- PROBLEM DETAILS -
Within the material below, find each line bearing the word "value" and present it.

- INFORMATION -

--------------------

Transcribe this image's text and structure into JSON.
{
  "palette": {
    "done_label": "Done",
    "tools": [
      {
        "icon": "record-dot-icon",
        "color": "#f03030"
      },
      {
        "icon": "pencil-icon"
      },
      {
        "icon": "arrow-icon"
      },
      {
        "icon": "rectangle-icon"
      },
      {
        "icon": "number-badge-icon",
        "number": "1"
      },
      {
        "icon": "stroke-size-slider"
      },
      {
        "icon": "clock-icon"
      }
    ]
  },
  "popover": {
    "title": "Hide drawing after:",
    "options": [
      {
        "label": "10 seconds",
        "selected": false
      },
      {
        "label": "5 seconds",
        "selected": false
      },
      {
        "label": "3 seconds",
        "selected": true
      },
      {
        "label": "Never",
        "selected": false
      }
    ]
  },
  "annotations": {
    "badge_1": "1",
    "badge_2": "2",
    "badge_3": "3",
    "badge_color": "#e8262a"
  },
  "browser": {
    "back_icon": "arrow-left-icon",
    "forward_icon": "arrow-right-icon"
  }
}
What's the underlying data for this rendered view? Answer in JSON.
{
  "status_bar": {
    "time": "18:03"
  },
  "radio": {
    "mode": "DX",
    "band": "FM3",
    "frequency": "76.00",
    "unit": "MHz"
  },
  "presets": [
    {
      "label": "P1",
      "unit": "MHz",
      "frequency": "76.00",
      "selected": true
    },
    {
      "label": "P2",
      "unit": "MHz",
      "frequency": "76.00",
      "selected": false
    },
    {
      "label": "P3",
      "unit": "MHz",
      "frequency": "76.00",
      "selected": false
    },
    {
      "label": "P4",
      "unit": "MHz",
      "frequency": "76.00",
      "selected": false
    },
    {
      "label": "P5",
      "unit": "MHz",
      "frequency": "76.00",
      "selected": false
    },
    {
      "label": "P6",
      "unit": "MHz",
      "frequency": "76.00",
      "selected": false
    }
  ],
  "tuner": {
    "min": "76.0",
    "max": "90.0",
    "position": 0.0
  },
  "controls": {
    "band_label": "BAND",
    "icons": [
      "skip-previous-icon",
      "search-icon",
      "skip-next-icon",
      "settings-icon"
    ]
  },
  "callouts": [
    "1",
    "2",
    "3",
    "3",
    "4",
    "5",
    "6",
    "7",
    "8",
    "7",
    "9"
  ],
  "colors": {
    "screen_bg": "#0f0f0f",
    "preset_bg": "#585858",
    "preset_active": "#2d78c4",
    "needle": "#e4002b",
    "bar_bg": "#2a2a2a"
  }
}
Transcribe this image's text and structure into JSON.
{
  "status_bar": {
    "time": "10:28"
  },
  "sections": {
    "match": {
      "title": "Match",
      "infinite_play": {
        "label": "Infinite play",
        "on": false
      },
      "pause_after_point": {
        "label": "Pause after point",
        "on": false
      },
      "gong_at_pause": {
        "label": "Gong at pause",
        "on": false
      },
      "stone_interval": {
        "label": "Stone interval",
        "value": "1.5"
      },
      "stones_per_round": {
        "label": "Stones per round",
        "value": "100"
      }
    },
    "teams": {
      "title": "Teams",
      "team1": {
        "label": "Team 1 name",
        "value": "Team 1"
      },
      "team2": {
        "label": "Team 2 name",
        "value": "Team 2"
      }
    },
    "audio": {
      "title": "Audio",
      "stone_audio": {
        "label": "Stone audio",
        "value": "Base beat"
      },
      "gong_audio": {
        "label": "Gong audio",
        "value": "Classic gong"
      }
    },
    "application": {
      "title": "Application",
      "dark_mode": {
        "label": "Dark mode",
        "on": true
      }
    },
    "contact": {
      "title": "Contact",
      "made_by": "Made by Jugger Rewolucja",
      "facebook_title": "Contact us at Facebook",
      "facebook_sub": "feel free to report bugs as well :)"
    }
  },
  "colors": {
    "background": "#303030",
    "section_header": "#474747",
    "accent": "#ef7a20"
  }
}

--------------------

- PROBLEM SOLUTION -
        "value": "1.5"
        "value": "100"
        "value": "Team 1"
        "value": "Team 2"
        "value": "Base beat"
        "value": "Classic gong"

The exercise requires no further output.